Scientists finally have the means to share data and results widely and immediately, rather than relying on conventional publishing—a necessity when paper documents were the only means of storing and distributing information. Open science means opening the research process up from the start to other partners, including the public and companies, to create innovation and do research that addresses society’s concerns. For researchers, the challenge is to “decide how much, and where, openness makes sense”, he says.

Sharing data will improve the quality of science due to better reproducibility and wider peer review, he claims. “Openness makes sense in science because transparency will give you instant validation and impact.”

Lampert also believes that this will help, ultimately, to shift the research process away from isolated teams working in the confines of a single laboratory, towards close involvement of citizens, policymakers and other scientists. “As researchers, we are still precious about our knowledge. We’ve never been able to break the paradigm,” he says. ”Innovation comes from different ways of looking at something, from not accepting the paradigm.

“Europe has a lot of diversity.

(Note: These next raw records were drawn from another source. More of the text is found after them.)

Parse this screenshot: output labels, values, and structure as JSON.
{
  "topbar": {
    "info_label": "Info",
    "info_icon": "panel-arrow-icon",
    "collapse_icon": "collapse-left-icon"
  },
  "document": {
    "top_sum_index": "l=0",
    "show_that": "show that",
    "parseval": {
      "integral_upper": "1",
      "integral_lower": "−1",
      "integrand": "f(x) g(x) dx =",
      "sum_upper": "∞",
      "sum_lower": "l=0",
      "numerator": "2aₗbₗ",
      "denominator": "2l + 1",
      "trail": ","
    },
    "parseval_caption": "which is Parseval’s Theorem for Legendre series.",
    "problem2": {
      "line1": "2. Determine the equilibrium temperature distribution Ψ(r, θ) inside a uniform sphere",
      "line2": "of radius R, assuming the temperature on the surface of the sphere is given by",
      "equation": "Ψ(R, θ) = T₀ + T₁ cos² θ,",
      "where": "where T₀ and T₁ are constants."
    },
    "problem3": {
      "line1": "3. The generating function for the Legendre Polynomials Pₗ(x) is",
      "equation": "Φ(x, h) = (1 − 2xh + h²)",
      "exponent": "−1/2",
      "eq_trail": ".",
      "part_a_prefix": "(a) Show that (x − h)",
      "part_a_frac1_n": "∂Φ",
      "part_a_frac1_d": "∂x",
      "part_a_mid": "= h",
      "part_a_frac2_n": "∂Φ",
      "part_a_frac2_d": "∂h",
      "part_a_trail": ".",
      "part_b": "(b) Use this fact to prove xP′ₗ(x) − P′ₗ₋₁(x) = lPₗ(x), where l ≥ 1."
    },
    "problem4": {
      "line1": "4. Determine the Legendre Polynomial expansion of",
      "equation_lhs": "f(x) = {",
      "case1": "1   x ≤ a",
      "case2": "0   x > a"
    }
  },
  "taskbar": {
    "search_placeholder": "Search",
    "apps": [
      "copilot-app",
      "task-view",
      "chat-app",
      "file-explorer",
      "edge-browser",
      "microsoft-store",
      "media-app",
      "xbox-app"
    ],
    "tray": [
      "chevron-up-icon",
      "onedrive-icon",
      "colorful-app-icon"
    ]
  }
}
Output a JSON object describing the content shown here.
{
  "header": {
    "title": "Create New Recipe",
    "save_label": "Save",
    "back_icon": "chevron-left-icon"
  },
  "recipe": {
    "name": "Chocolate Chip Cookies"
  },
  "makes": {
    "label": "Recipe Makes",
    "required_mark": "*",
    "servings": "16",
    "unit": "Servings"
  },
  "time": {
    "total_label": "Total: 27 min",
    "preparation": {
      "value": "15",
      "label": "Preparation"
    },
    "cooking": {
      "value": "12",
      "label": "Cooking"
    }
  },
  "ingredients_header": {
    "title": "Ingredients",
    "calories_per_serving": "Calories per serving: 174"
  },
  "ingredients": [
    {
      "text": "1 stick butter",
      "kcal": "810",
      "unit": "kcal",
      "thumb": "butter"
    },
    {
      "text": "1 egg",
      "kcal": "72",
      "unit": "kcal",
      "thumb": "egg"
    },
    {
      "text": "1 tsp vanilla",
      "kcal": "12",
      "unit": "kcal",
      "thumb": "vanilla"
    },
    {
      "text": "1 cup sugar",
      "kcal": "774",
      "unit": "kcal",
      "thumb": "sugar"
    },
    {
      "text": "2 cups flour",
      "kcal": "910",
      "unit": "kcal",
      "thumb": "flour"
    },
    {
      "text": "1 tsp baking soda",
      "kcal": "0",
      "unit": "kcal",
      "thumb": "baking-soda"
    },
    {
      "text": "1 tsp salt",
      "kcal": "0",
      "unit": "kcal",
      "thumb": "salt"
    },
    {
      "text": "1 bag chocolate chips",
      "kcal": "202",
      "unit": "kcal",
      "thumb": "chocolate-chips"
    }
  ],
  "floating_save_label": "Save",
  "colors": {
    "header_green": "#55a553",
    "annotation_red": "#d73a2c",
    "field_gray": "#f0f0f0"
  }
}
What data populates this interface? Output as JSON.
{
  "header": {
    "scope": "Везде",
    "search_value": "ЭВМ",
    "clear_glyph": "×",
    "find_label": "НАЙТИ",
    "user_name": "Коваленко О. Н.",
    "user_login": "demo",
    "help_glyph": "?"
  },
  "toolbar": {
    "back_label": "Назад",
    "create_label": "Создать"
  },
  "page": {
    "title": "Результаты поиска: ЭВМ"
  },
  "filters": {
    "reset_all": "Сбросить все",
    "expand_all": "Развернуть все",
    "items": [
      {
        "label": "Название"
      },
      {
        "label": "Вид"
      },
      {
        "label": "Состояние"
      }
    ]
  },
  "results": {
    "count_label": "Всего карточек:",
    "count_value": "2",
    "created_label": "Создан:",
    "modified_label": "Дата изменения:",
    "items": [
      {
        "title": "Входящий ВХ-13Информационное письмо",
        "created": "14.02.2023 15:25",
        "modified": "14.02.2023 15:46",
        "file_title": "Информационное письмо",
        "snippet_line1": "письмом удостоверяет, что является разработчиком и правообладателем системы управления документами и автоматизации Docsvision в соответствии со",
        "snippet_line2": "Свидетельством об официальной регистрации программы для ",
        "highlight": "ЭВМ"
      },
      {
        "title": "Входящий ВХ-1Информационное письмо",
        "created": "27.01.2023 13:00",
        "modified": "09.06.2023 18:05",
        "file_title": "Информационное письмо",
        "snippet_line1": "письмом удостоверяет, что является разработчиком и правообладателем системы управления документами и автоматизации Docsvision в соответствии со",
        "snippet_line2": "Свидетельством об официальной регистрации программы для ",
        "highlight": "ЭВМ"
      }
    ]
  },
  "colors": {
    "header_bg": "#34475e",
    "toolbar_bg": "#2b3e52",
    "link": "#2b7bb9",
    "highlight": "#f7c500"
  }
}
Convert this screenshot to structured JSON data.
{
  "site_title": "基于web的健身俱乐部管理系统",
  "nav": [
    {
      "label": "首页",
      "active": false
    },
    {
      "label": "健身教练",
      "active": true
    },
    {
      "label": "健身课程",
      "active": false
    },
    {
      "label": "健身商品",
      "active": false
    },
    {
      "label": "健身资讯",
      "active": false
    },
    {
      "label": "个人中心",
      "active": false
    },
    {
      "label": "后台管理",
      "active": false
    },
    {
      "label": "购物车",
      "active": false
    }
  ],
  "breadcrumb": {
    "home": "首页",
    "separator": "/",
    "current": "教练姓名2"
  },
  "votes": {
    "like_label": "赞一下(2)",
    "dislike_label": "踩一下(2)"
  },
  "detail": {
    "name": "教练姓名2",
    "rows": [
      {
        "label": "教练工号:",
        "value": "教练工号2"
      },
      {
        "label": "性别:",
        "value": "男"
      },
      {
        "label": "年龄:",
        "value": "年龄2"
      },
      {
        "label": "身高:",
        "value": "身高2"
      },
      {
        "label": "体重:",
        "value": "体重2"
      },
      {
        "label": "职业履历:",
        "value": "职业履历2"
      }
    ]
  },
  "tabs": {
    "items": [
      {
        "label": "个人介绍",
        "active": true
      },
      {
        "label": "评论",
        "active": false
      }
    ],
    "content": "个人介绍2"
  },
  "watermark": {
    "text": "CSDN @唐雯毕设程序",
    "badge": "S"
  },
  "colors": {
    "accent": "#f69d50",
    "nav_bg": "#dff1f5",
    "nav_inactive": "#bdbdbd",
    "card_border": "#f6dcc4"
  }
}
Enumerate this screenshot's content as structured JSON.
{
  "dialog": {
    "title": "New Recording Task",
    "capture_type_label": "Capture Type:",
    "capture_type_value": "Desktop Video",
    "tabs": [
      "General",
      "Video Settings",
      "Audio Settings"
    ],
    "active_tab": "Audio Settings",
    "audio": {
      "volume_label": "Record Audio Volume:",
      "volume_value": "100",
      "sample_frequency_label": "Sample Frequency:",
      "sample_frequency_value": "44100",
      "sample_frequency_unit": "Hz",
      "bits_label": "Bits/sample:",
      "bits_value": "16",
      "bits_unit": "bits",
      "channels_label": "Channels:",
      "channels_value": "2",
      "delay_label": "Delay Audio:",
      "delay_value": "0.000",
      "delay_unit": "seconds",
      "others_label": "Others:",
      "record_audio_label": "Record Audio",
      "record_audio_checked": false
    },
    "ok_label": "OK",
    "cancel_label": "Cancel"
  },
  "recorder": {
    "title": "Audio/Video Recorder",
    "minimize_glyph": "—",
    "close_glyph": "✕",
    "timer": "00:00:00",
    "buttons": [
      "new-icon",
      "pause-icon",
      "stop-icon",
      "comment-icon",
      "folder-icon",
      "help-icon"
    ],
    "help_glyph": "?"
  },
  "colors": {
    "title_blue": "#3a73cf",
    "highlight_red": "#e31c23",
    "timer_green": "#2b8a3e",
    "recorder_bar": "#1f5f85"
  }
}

Its people can bring something extra to science, and that creates new chances for innovation.”

Traditionally, innovators have been lauded for growing their ideas into large companies, but there has been little requirement for them to think about the social and security implications of inventions. Now, when hundreds of people are involved, scientists need to take charge of ensuring that scientific quality is upheld: for example by providing training in gathering quality data in comparable, shareable formats and thinking about the personal rights of those generating the data, Lampert says.

A truly open and citizen-led movement won’t work for all fields of science, he cautions, especially those involving sensitive data or competitive product development. He says that researchers as well as citizens will have to learn what works and does not work in the open-science process and think of alternative measurements for results.

“For example, scientists would need to change their language, so they don’t solely communicate in jargon,” he says. “It is also a question of who gets the credit. Will the citizens who provided their computing power or pattern-recognition skills be named in the paper? Will scientists be able to move away from counting citations and towards including social impact on their CV?”

He also pleads with policymakers to catch up, as bodies such as the European Commission continue to propose legislation not fit for purpose. Referring to a revision of copyright legislation that aims to protect European inventions, Lampert says that it will clamp down on data sharing and public hosting—totally failing to acknowledge the open-information movement.

“If you own something physical, you’d have a real loss of value if someone took it away,” Lampert says. “But in the world of ideas that’s not always the case. Sharing an idea is what gives it value in the first place.”